Most people I speak to – including some who have worked at close quarters to Mr Johnson – think the former scenario by far the most likely. But for the purposes of this post, the point to note is that radically different options for the country will soon depend upon the tactics of a man whose record demonstrates neither great consistency nor great judgement.
For Johnson’s opponents the only basis for resisting despair seems to be that he might undergo a kind of Henry IV style conversion to responsibility once he has finally grasped the crown.
Politicians may not be able to make history any more, but they can make things worse
We are not alone in our troubles. Around the world politicians are turning problems in to crises. In many cases they appear to be doing so deliberately - as fear, anger and polarisation help them stay in power. (And in many cases, a rationale for increasing power by weakening constitutions.)
Much of the study of history is a dispute between those who portray political leaders as the architects of progress and disaster, vs those who see individuals responding with relatively little control to deeper forces of change.
Events today suggest a third possibility: that politicians now have an extremely limited capacity to turn the dial of history in a positive direction, while being perfectly capable of making matters much worse.
Could we see an ethical resurgence?
At the risk of putting hope above expectation, could the fact that our future now lies so much at the mercy of man of questionable motives generate a counter-reaction in the form of an ethical resurgence among other parts of the political class?
It is certainly the case that in MPs like Rory Stewart, Jess Philips, and Stella Creasy we have seen individuals willing to respond to the self-indulgence and toxicity of their own Parties with courage and clarity. We have also seen a number of principled Conservative MPs commit short term career suicide by making it clear either implicitly, or in David Gauke’s case explicitly, that they will not serve for Mr Johnson.

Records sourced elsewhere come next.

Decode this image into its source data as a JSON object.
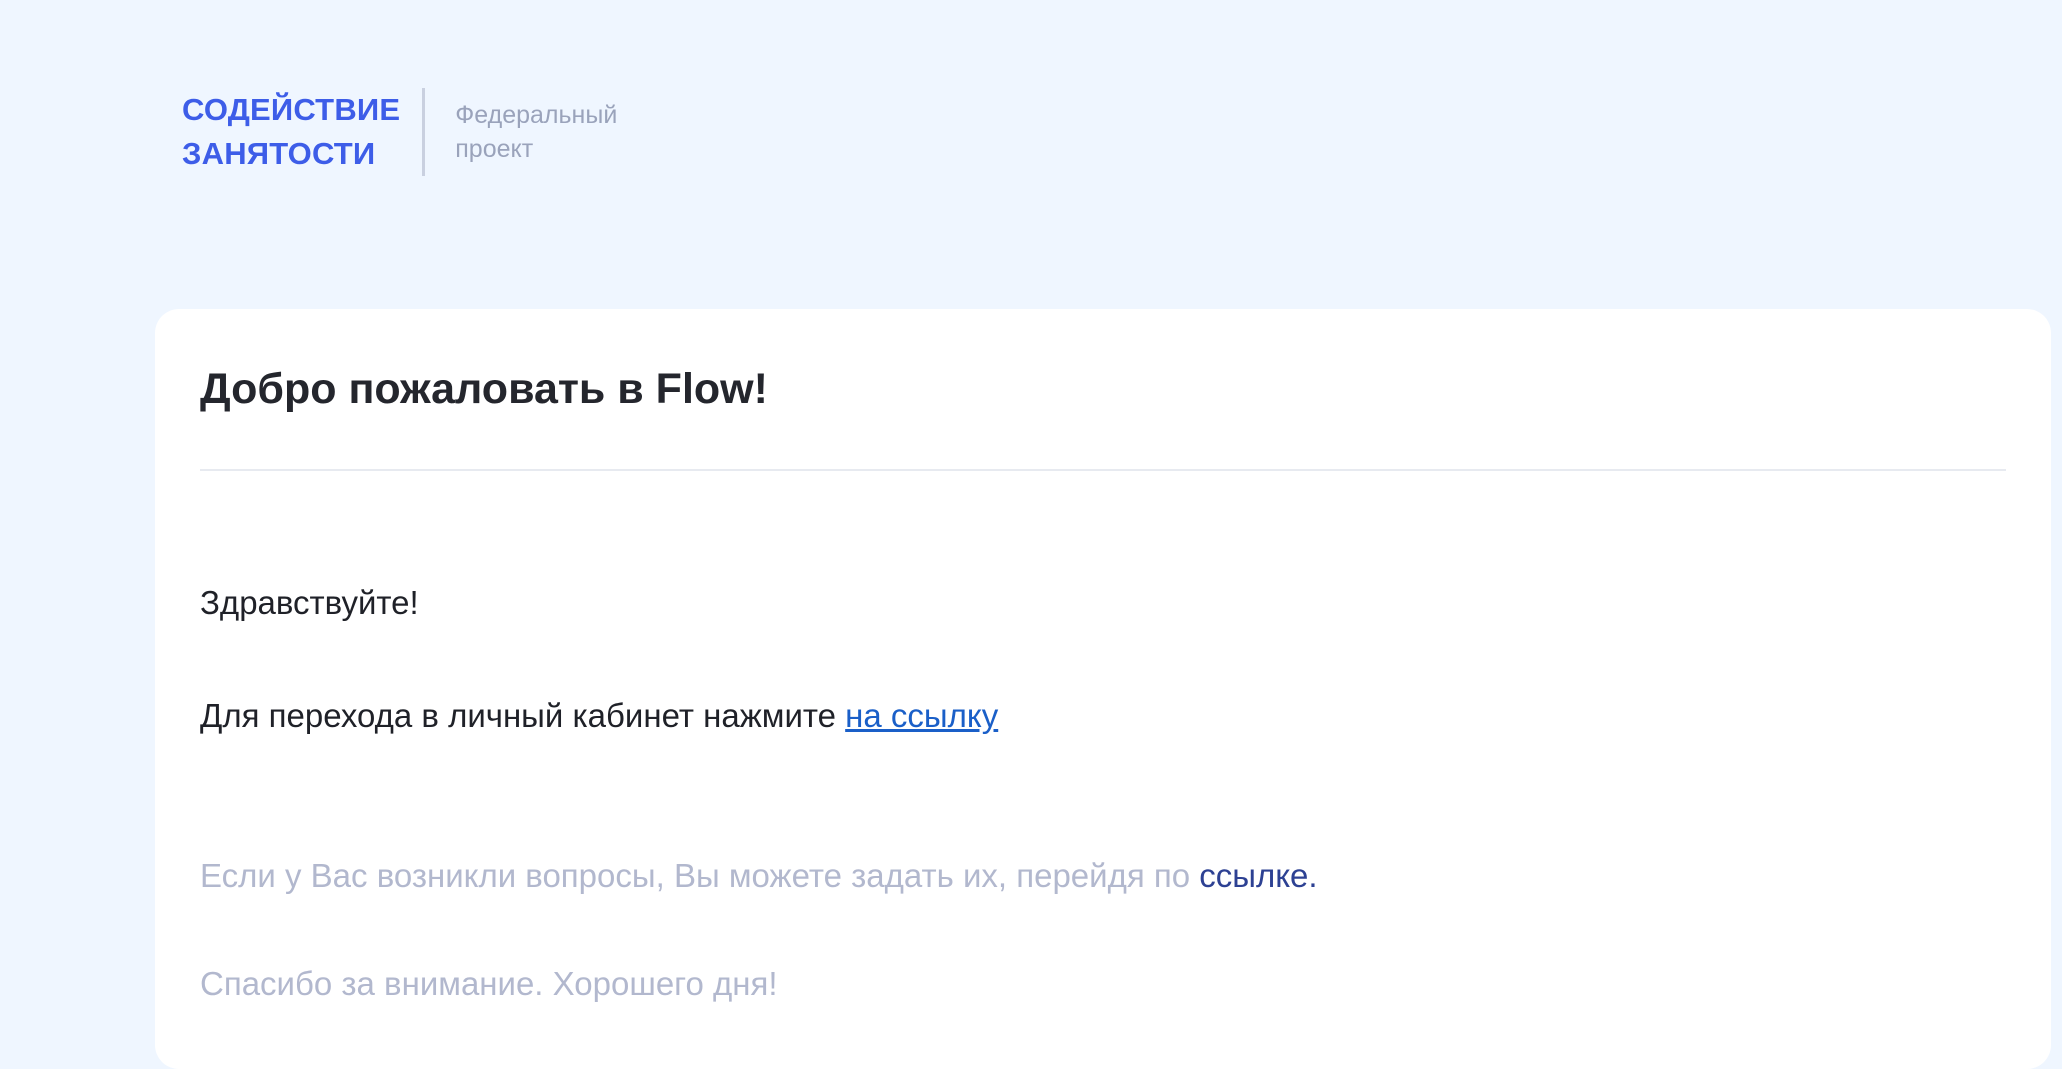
{
  "header": {
    "logo_line1": "СОДЕЙСТВИЕ",
    "logo_line2": "ЗАНЯТОСТИ",
    "subtitle_line1": "Федеральный",
    "subtitle_line2": "проект"
  },
  "email": {
    "title": "Добро пожаловать в Flow!",
    "greeting": "Здравствуйте!",
    "cta_text": "Для перехода в личный кабинет нажмите ",
    "cta_link": "на ссылку",
    "questions_text": "Если у Вас возникли вопросы, Вы можете задать их, перейдя по ",
    "questions_link": "ссылке.",
    "closing": "Спасибо за внимание. Хорошего дня!"
  },
  "colors": {
    "background": "#eff6ff",
    "brand": "#3d5de8",
    "link": "#1a5fc8",
    "secondary_link": "#2d4193",
    "muted_text": "#b2b8ce"
  }
}
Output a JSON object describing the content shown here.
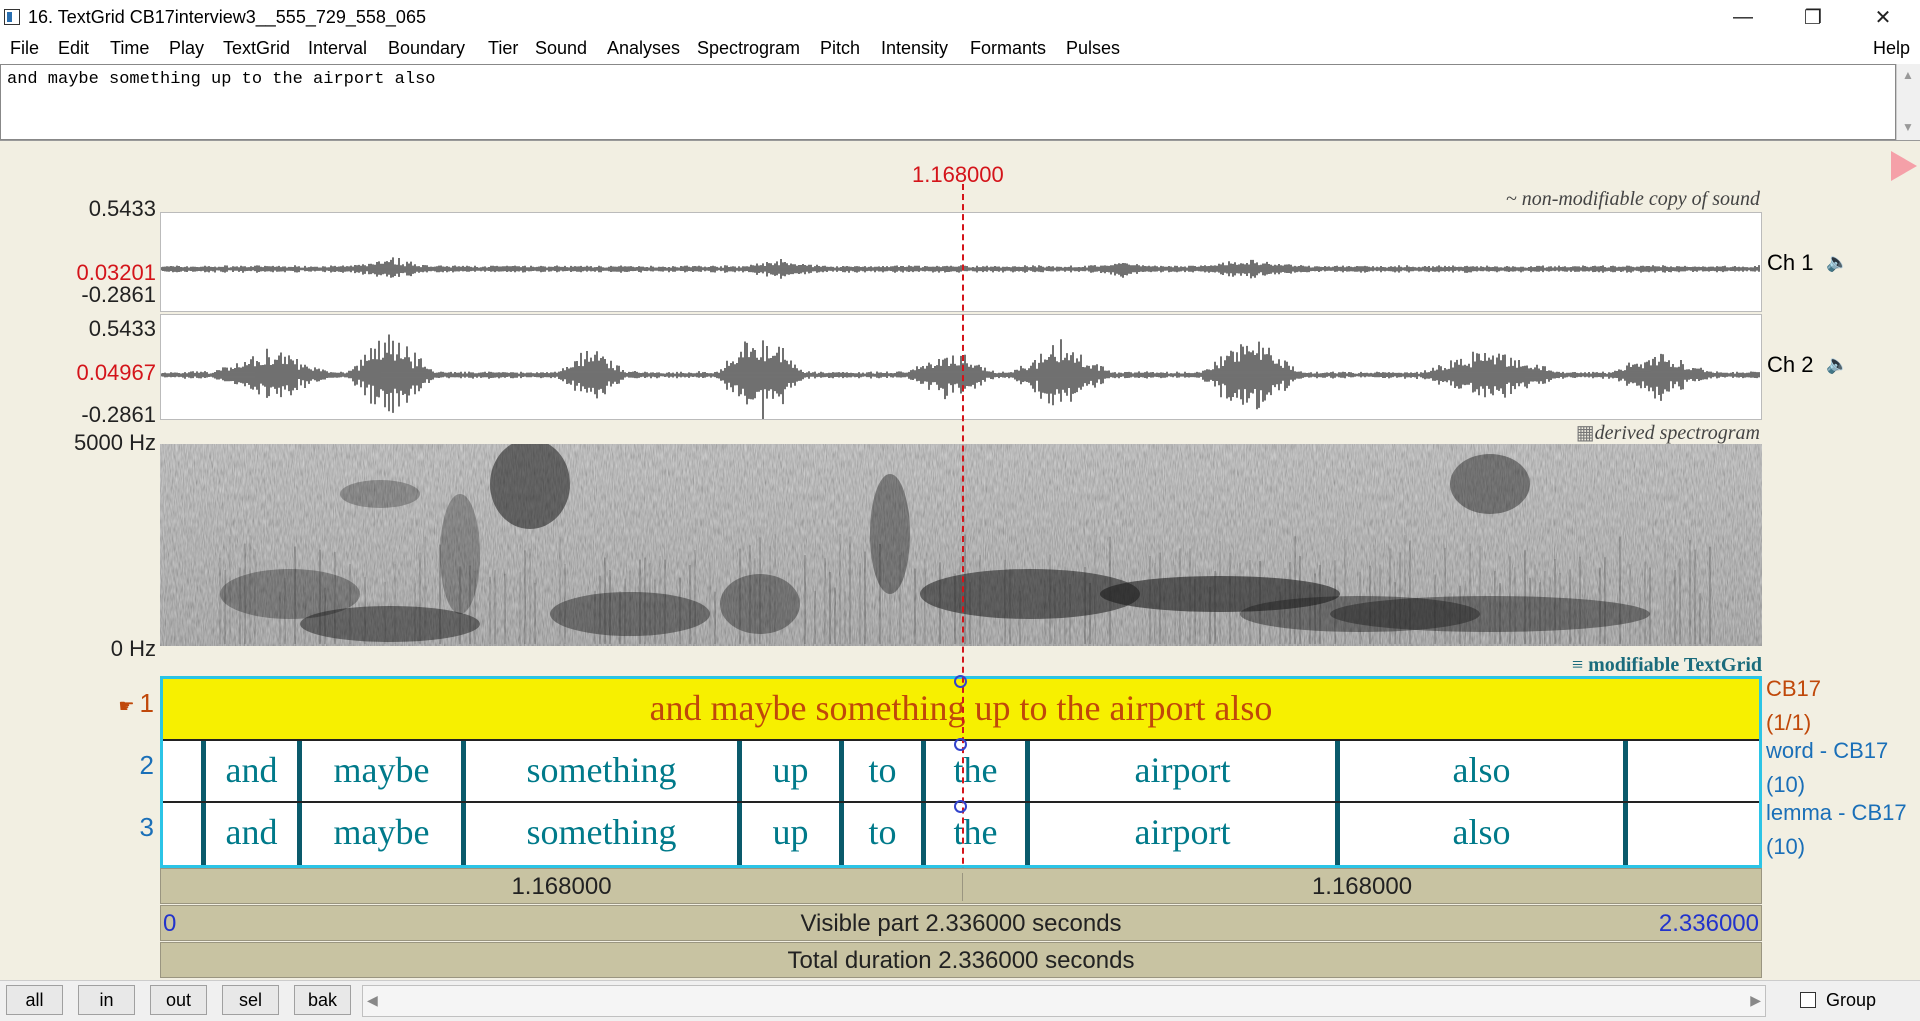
{
  "window": {
    "title": "16. TextGrid CB17interview3__555_729_558_065"
  },
  "menu": [
    "File",
    "Edit",
    "Time",
    "Play",
    "TextGrid",
    "Interval",
    "Boundary",
    "Tier",
    "Sound",
    "Analyses",
    "Spectrogram",
    "Pitch",
    "Intensity",
    "Formants",
    "Pulses"
  ],
  "menu_help": "Help",
  "text_field": {
    "value": "and maybe something up to the airport also"
  },
  "cursor": {
    "time": "1.168000"
  },
  "sound": {
    "note": "~ non-modifiable copy of sound",
    "ch1": {
      "label": "Ch 1",
      "top": "0.5433",
      "current": "0.03201",
      "bottom": "-0.2861"
    },
    "ch2": {
      "label": "Ch 2",
      "top": "0.5433",
      "current": "0.04967",
      "bottom": "-0.2861"
    }
  },
  "spectrogram": {
    "note": "derived spectrogram",
    "top": "5000 Hz",
    "bottom": "0 Hz"
  },
  "textgrid": {
    "note": "modifiable TextGrid",
    "tier1": {
      "num": "1",
      "name": "CB17",
      "count": "(1/1)",
      "text": "and maybe something up to the airport also"
    },
    "tier2": {
      "num": "2",
      "name": "word - CB17",
      "count": "(10)",
      "words": [
        "and",
        "maybe",
        "something",
        "up",
        "to",
        "the",
        "airport",
        "also"
      ]
    },
    "tier3": {
      "num": "3",
      "name": "lemma - CB17",
      "count": "(10)",
      "words": [
        "and",
        "maybe",
        "something",
        "up",
        "to",
        "the",
        "airport",
        "also"
      ]
    }
  },
  "time_bar": {
    "left": "1.168000",
    "right": "1.168000"
  },
  "visible_bar": {
    "start": "0",
    "label": "Visible part 2.336000 seconds",
    "end": "2.336000"
  },
  "total_bar": {
    "label": "Total duration 2.336000 seconds"
  },
  "buttons": {
    "all": "all",
    "in": "in",
    "out": "out",
    "sel": "sel",
    "bak": "bak"
  },
  "group_label": "Group",
  "colors": {
    "cursor": "#d4141a",
    "tier_highlight": "#f7f000",
    "tier_border": "#2bc4e6",
    "bar": "#c8c3a2"
  }
}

Principles for the politicians we need
If a backlash is possible, I’d like to suggest three broad principles to which we might want politicians to pledge:
- Truth: To tell the truth. When being fully candid is not possible or even perhaps responsible, to admit this rather than lie.
- Authenticity: To express only truly held opinions. Crucially, this includes being willing to acknowledge when they are expressing an opinion based on collective responsibility/the party view on an issue they don’t feel strongly about.
- Integrity: To make promises only with the genuine and realistic intent to deliver them. To recognise where those promises involve known trade-offs or potential risks. And to be willing to be held accountable (to Parliament and the public) for their actions.
I realise that this is a tall order for politicians. Even though, in other areas of life – from the personal to professional – these principles would seem like entirely reasonable expectations.
No one can know whether our pressurised, and too often self-justifying, media would treat such commitments with respect, or if voters would be willing to believe or be influenced by such a code.
I for one would be happy to commit to only voting for politicians who signed up. Anyway, the point about an ethical commitment is that it is made regardless of whether it instrumentally benefits the person making it.
Pious, naïve or just silly my suggestion may seem to be. But in the end, given what may now await us, surely our more public-spirited politicians must do something?
In the ninth of a series of posts about ‘coordination theory’ - a set of ideas about human motivation, organisational and social change - the form of 'hierarchy' is analysed. Hierarchy is a form which we seem in equal parts to resent and to need.
Following my last introductory blog post, over the next few blogs I will explore a set of ideas by looking at how they might apply to us as individuals, to organisational culture and change, to policy, place and ideology.